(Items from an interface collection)
=== Begin Enclosure ===
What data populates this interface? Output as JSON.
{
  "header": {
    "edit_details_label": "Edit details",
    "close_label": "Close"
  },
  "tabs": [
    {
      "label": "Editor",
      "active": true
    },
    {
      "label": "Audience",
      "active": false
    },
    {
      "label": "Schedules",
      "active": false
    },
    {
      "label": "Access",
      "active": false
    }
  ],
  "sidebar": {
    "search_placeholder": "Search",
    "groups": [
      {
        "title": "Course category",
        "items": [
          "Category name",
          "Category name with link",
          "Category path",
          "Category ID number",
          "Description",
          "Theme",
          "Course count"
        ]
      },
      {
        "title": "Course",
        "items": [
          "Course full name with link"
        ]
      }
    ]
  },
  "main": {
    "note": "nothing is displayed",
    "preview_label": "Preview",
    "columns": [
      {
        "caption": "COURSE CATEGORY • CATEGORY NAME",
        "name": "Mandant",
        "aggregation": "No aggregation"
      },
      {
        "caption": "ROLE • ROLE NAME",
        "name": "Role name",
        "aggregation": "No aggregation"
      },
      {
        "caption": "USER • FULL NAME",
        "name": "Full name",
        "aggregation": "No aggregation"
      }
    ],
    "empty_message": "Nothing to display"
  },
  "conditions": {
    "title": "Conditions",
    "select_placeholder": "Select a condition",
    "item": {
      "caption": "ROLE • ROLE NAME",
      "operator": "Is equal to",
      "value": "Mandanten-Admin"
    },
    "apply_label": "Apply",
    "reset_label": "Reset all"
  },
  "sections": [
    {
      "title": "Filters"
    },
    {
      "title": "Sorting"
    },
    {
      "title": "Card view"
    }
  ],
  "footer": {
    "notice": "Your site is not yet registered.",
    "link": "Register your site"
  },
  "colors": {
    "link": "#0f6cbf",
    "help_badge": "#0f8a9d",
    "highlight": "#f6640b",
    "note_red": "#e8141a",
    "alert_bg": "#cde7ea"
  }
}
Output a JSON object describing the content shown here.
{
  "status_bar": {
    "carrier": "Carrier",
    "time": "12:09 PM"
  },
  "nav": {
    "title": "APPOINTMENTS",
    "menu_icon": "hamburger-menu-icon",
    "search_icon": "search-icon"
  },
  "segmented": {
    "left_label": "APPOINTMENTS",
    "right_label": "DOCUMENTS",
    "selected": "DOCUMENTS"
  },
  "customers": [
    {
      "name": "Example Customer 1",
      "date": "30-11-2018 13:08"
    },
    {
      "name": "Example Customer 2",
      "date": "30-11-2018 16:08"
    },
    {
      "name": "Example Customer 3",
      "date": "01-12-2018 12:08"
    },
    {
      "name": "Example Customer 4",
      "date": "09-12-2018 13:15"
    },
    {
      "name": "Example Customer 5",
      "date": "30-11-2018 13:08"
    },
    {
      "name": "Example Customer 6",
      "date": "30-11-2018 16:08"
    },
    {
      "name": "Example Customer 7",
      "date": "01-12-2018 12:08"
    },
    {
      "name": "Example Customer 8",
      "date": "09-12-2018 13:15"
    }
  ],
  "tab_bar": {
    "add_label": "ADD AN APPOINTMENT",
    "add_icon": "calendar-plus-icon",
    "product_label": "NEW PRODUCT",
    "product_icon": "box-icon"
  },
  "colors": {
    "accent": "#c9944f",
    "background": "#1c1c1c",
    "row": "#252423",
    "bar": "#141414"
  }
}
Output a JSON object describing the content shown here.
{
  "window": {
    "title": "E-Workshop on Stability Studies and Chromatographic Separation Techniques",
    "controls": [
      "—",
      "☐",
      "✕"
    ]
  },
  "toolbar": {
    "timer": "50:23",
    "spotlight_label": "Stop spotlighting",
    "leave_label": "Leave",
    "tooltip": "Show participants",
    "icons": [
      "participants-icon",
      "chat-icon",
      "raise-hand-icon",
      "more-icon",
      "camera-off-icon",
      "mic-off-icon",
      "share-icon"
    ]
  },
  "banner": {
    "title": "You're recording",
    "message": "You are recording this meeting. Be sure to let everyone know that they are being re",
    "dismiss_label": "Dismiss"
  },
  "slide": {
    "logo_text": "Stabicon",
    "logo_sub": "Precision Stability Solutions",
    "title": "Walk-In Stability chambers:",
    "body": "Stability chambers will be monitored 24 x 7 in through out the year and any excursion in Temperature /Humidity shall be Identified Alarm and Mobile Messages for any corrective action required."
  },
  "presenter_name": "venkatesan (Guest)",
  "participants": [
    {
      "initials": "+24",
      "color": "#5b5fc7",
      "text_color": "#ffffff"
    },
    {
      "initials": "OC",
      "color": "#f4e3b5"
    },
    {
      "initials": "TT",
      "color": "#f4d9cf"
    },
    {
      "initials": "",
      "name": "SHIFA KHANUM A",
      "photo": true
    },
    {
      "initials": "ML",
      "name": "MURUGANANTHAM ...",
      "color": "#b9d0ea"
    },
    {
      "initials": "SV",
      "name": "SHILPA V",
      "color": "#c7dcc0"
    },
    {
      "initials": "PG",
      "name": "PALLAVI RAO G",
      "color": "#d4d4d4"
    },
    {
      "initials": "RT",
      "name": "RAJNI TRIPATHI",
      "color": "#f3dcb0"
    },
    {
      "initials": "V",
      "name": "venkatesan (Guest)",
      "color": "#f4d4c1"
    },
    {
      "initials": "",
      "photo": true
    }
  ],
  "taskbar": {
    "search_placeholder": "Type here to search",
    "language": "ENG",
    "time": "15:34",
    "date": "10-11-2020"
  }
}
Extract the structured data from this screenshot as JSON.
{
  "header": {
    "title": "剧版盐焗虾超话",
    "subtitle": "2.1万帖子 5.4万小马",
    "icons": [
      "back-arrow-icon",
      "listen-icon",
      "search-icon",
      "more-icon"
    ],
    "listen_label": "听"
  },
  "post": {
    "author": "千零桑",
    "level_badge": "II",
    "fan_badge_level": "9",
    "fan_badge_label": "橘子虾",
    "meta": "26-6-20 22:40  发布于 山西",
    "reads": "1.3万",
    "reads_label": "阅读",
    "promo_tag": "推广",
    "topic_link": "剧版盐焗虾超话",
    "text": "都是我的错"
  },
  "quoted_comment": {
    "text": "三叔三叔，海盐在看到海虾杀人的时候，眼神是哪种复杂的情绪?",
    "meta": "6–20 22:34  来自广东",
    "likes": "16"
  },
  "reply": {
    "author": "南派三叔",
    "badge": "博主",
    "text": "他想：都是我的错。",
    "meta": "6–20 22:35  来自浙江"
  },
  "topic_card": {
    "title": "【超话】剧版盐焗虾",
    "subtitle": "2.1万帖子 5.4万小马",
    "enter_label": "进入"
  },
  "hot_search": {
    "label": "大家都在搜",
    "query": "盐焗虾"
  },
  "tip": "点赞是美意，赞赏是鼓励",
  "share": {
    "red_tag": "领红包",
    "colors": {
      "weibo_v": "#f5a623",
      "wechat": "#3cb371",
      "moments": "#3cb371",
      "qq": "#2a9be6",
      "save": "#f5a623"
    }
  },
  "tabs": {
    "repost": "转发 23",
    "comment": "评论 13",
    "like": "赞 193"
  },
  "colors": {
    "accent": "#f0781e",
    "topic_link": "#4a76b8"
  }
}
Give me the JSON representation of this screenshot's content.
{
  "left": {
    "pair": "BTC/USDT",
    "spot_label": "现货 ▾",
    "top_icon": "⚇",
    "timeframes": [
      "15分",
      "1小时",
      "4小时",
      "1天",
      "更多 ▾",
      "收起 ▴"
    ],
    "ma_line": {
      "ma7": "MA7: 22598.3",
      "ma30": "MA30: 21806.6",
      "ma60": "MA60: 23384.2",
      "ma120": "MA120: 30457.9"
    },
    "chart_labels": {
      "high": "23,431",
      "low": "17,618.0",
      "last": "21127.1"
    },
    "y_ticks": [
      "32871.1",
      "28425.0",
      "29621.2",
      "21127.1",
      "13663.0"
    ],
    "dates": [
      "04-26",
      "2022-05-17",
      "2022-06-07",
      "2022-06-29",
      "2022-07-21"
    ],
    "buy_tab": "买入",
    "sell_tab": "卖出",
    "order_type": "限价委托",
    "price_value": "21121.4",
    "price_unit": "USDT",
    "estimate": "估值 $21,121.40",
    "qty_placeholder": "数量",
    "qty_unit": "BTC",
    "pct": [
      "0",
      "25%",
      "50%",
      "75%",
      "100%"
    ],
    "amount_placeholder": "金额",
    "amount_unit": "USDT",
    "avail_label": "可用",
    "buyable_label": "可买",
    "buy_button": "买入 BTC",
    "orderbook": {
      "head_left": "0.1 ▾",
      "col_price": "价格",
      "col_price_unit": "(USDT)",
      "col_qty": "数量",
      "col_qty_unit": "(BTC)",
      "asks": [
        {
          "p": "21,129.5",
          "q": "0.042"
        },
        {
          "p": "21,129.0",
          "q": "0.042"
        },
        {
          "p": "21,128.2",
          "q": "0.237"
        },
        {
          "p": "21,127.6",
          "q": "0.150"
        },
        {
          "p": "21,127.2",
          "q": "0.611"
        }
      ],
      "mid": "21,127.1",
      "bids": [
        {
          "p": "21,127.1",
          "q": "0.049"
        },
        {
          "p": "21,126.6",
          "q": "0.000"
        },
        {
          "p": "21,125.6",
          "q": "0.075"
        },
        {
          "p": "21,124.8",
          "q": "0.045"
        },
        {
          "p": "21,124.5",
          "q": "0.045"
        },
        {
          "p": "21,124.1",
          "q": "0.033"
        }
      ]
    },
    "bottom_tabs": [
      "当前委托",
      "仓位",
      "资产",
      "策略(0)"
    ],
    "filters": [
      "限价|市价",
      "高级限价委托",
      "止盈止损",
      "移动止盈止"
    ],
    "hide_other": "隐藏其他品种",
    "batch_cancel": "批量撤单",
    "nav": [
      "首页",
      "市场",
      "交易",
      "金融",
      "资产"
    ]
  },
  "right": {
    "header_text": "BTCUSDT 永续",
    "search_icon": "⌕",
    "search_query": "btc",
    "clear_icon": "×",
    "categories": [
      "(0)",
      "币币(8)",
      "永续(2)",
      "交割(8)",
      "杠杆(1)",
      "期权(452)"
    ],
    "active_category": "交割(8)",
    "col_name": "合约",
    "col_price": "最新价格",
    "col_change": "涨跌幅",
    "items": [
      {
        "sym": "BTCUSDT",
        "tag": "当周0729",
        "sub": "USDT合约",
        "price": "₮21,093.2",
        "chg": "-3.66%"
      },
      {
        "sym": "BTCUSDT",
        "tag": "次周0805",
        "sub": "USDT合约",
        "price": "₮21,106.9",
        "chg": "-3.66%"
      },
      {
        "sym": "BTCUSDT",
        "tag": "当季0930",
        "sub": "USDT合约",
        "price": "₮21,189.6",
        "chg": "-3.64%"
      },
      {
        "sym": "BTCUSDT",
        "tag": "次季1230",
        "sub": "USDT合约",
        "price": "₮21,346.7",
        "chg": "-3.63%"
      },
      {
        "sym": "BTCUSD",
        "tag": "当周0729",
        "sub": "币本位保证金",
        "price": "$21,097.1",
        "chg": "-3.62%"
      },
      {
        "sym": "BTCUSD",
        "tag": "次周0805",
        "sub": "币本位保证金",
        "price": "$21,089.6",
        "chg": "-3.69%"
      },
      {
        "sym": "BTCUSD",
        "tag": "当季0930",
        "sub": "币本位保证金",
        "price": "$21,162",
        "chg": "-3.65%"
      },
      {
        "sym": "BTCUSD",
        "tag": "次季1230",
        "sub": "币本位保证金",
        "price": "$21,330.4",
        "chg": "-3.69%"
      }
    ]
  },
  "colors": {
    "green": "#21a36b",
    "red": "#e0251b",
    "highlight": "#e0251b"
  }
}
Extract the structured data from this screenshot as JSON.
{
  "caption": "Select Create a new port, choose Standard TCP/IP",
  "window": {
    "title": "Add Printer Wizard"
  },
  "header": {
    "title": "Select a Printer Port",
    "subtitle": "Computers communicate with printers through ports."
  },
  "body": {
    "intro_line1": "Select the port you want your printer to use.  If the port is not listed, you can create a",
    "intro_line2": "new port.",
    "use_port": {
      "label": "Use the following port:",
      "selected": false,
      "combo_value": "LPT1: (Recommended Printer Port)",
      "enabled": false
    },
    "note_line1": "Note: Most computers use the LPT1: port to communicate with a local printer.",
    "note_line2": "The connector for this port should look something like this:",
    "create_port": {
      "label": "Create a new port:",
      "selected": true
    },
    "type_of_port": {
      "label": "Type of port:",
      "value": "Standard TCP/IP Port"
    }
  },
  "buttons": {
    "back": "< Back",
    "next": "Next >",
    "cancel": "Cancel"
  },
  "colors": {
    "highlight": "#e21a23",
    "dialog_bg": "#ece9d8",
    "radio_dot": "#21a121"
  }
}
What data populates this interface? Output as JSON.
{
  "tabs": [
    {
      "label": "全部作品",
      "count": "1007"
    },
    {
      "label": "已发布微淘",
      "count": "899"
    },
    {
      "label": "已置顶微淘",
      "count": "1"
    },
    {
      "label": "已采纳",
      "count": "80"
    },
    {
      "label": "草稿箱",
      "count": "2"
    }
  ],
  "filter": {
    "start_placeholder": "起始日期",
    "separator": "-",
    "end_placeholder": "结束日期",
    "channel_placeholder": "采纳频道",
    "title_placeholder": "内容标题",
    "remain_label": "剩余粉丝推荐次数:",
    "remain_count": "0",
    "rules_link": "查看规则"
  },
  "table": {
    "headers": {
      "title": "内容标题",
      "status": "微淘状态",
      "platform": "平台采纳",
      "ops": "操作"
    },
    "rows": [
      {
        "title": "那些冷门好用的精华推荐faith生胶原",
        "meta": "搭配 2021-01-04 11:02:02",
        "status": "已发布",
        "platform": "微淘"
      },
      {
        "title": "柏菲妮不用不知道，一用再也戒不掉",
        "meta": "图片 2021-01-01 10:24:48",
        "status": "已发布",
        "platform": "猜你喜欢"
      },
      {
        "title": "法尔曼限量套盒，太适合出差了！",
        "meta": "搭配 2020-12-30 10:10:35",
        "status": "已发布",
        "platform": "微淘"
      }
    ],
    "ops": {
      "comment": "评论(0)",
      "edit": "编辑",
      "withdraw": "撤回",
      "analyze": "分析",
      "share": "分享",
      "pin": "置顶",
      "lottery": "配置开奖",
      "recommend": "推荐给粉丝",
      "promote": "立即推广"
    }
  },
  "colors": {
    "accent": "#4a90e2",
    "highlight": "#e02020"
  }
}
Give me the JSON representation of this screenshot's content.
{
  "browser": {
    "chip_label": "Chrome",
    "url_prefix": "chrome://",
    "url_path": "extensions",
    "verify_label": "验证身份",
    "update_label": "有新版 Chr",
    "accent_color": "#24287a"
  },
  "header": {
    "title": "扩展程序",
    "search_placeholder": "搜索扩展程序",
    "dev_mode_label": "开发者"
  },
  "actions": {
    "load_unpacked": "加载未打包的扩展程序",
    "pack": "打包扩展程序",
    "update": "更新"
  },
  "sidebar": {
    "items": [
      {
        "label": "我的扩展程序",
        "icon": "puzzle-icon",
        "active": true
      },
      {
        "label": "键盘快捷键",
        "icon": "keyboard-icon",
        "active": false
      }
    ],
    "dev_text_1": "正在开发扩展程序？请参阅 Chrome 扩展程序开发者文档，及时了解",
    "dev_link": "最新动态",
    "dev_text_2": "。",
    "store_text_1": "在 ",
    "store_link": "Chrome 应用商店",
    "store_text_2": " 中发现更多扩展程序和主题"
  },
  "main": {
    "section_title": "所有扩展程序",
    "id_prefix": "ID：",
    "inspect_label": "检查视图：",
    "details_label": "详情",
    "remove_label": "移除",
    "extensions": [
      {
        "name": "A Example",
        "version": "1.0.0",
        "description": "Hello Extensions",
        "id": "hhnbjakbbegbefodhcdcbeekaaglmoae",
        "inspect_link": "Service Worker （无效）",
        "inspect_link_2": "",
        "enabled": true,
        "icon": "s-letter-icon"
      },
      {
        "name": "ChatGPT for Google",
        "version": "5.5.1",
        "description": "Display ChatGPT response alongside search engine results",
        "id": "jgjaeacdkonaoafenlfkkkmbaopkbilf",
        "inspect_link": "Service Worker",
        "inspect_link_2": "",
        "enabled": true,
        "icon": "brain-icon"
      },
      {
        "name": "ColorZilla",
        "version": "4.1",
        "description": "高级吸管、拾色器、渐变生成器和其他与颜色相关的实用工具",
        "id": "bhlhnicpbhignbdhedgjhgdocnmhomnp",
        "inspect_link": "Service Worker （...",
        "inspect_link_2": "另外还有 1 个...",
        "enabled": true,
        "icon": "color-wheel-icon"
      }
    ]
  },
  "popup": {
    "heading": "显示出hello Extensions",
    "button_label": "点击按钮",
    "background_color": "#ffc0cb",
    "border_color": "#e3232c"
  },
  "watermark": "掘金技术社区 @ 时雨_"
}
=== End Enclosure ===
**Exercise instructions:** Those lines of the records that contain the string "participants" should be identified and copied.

**Answer to this exercise:**
    "tooltip": "Show participants",
      "participants-icon",
  "participants": [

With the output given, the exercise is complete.